Take baking premixes that can be created in the microwave; it’s easy, fast and always nice to have a treat on hand. Microwaves can only be used when plugged into power so just keep the types of food you take in mind for the self-contained camping spots you are heading to.
Take UHT or powdered milk in case you run out of fresh.
Storage containers, clingfilm, ziplock bags, baking paper and tin foil are great in the kitchen to keep clean up time down and leftovers stored nicely.
Why not take a fishing rod and get the kids involved in catching some fresh fish for dinner?
Pack light layers, that way you’re sorted if it’s hot and for when it gets a bit chillier. Fleece jumpers are great because they’re warm and lightweight, easy to clean and dry quickly. Make sure everyone has a waterproof jacket and a spare pair of shoes in case one gets wet. And don’t be precious about clothes getting dirty while you are camping because they absolutely will.
Try and have a place for everything, it makes the vehicle feel crowded if you have stuff everywhere. Get the kids involved in the routine so they know where everything goes and can put things back easily.
Plan for breaks
Kids are less tolerant of long journeys than adults so before you head off, make a note of how far it is to your destination and any good places to stop along the way. Also, try to plan around day sleeps if your kids need them. If they can have these while you’re commuting, all the better.
If the kids are still young enough they have accidents at night, there may not be time/space/good weather to dry out the mattress so line them with a waterproof layer. And consider a nappy just at night time if they are still young enough not to feel embarrassed by this.
Toys and activities
Utilise the TV/activity rooms at camping parks. Or, pack some good DVD’s for the TV in the motorhome or caravan. Some can even access Sky and a movie before bed is a good wind down.
Have special travel toys, books and games which live in the motorhome or caravan. This way, every time you travel they are new again and not old and boring.
If possible and the campsite has a playground, try to get a site near it so you can keep an eye on them. Or when self-contained freedom camping the beach, forest or lake could be their playground so try and position yourself to watch them.
Make a travel diary scrapbook. Pack scissors and glue and some fun embellishments like stickers and each night, write about your day and stick in the special mementos from it. This is a great activity to get the kids involved in too. With a motorhome or caravan purchased from TrailLite, you’ll get a handy little travel diary to keep track of your adventures.
Take the bikes (and helmets); they are easily fixed to the back of a motorhome and can provide hours of entertainment.
Be prepared for rainy days with indoor playthings. Colouring in, board games or reading are ideal activities as they don’t take up much space or cause a mess. Another item to consider is a large awning. When it’s raining, this makes a nice dry outdoor space that’s close to ‘home’.
Keep the devices charged
Even though it’s great to encourage the kids to get out in nature, they’ll still need some downtime.
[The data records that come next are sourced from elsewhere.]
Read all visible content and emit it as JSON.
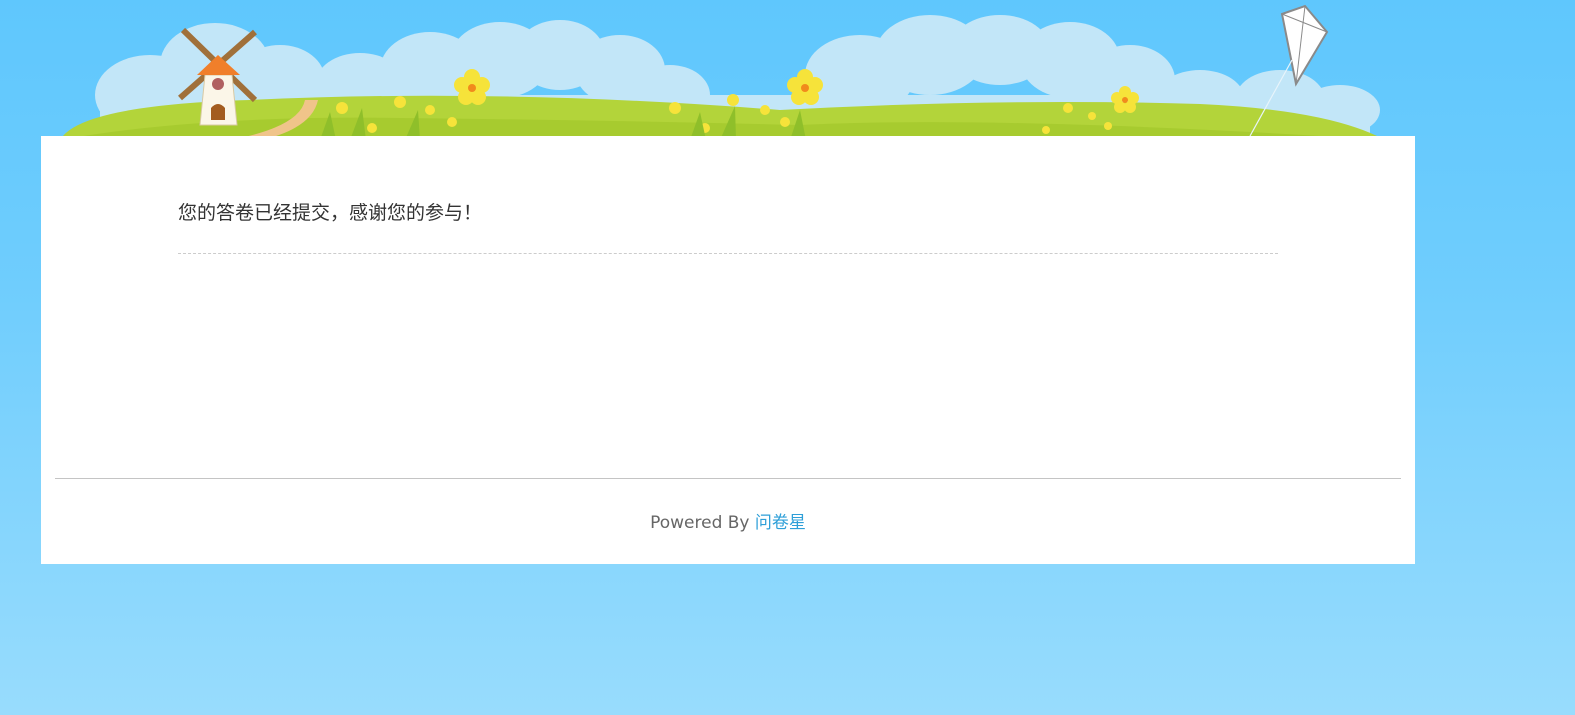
{
  "completion": {
    "message": "您的答卷已经提交，感谢您的参与！"
  },
  "footer": {
    "powered_by": "Powered By",
    "brand_link": "问卷星"
  },
  "colors": {
    "sky": "#5fc7fd",
    "card": "#ffffff",
    "link": "#2e9fd8"
  }
}
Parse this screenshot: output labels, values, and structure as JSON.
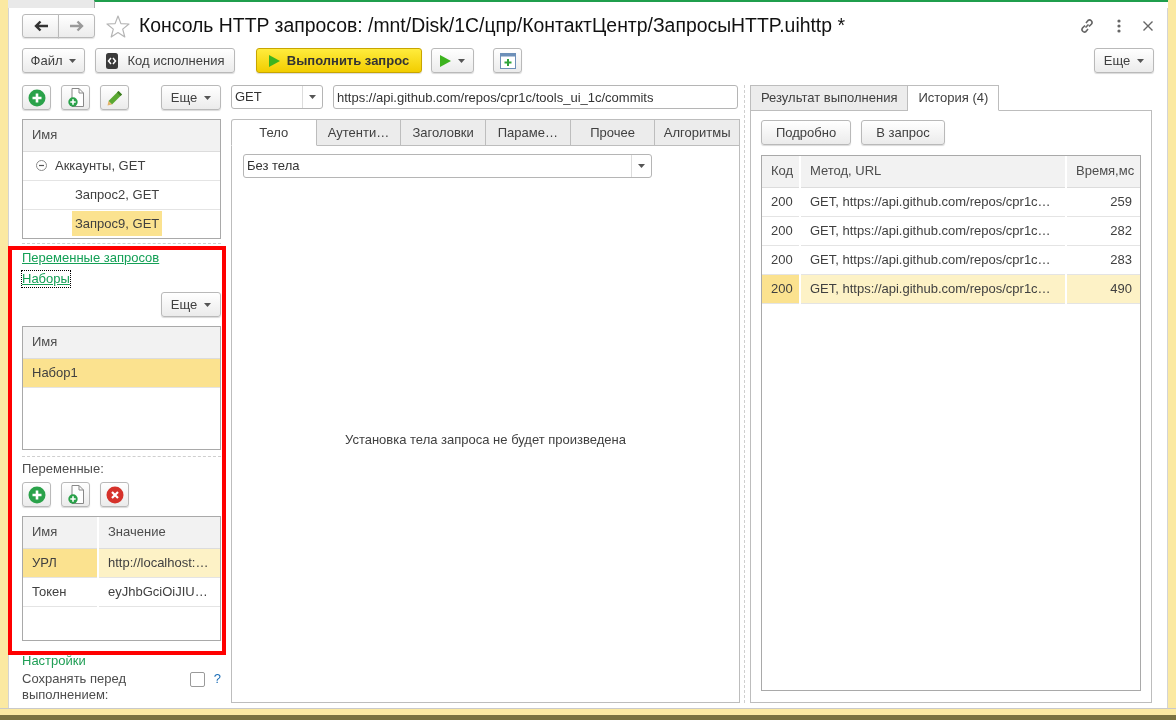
{
  "window": {
    "title": "Консоль HTTP запросов: /mnt/Disk/1C/цпр/КонтактЦентр/ЗапросыHTTP.uihttp *"
  },
  "toolbar": {
    "buttons": [
      {
        "kind": "menu",
        "label": "Файл"
      },
      {
        "kind": "code",
        "label": "Код исполнения"
      },
      {
        "kind": "run",
        "label": "Выполнить запрос"
      },
      {
        "kind": "run-menu"
      },
      {
        "kind": "form"
      }
    ],
    "more": "Еще"
  },
  "requests": {
    "tools": [
      {
        "kind": "add"
      },
      {
        "kind": "copy"
      },
      {
        "kind": "edit"
      }
    ],
    "more": "Еще",
    "column": "Имя",
    "tree": [
      {
        "label": "Аккаунты, GET",
        "expanded": true,
        "selected": false,
        "children": [
          {
            "label": "Запрос2, GET",
            "selected": false
          },
          {
            "label": "Запрос9, GET",
            "selected": true
          }
        ]
      }
    ]
  },
  "sets_panel": {
    "highlighted": true,
    "links": [
      {
        "label": "Переменные запросов",
        "focused": false
      },
      {
        "label": "Наборы",
        "focused": true
      }
    ],
    "more": "Еще",
    "sets": {
      "column": "Имя",
      "rows": [
        {
          "name": "Набор1",
          "selected": true
        }
      ]
    },
    "variables": {
      "label": "Переменные:",
      "tools": [
        {
          "kind": "add"
        },
        {
          "kind": "copy"
        },
        {
          "kind": "delete"
        }
      ],
      "columns": [
        "Имя",
        "Значение"
      ],
      "rows": [
        {
          "name": "УРЛ",
          "value": "http://localhost:…",
          "selected": true
        },
        {
          "name": "Токен",
          "value": "eyJhbGciOiJIU…",
          "selected": false
        }
      ]
    }
  },
  "settings": {
    "title": "Настройки",
    "save_before_run": {
      "label": "Сохранять перед выполнением:",
      "checked": false,
      "help": "?"
    }
  },
  "request": {
    "method": "GET",
    "url": "https://api.github.com/repos/cpr1c/tools_ui_1c/commits",
    "tabs": [
      {
        "label": "Тело",
        "selected": true
      },
      {
        "label": "Аутенти…",
        "selected": false
      },
      {
        "label": "Заголовки",
        "selected": false
      },
      {
        "label": "Параме…",
        "selected": false
      },
      {
        "label": "Прочее",
        "selected": false
      },
      {
        "label": "Алгоритмы",
        "selected": false
      }
    ],
    "body_type": "Без тела",
    "body_note": "Установка тела запроса не будет произведена"
  },
  "results": {
    "tabs": [
      {
        "label": "Результат выполнения",
        "selected": false
      },
      {
        "label": "История (4)",
        "selected": true
      }
    ],
    "buttons": [
      "Подробно",
      "В запрос"
    ],
    "columns": [
      "Код",
      "Метод, URL",
      "Время,мс"
    ],
    "rows": [
      {
        "code": "200",
        "request": "GET, https://api.github.com/repos/cpr1c…",
        "time": "259",
        "selected": false
      },
      {
        "code": "200",
        "request": "GET, https://api.github.com/repos/cpr1c…",
        "time": "282",
        "selected": false
      },
      {
        "code": "200",
        "request": "GET, https://api.github.com/repos/cpr1c…",
        "time": "283",
        "selected": false
      },
      {
        "code": "200",
        "request": "GET, https://api.github.com/repos/cpr1c…",
        "time": "490",
        "selected": true
      }
    ]
  }
}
Games and videos on the tablet or smartphone are a great way to facilitate this while you’re away from home, and if the weather isn’t great the kids will be wanting to reach for them. Most motorhomes have USB charging points meaning it’s easy to do this even while self-contained freedom camping.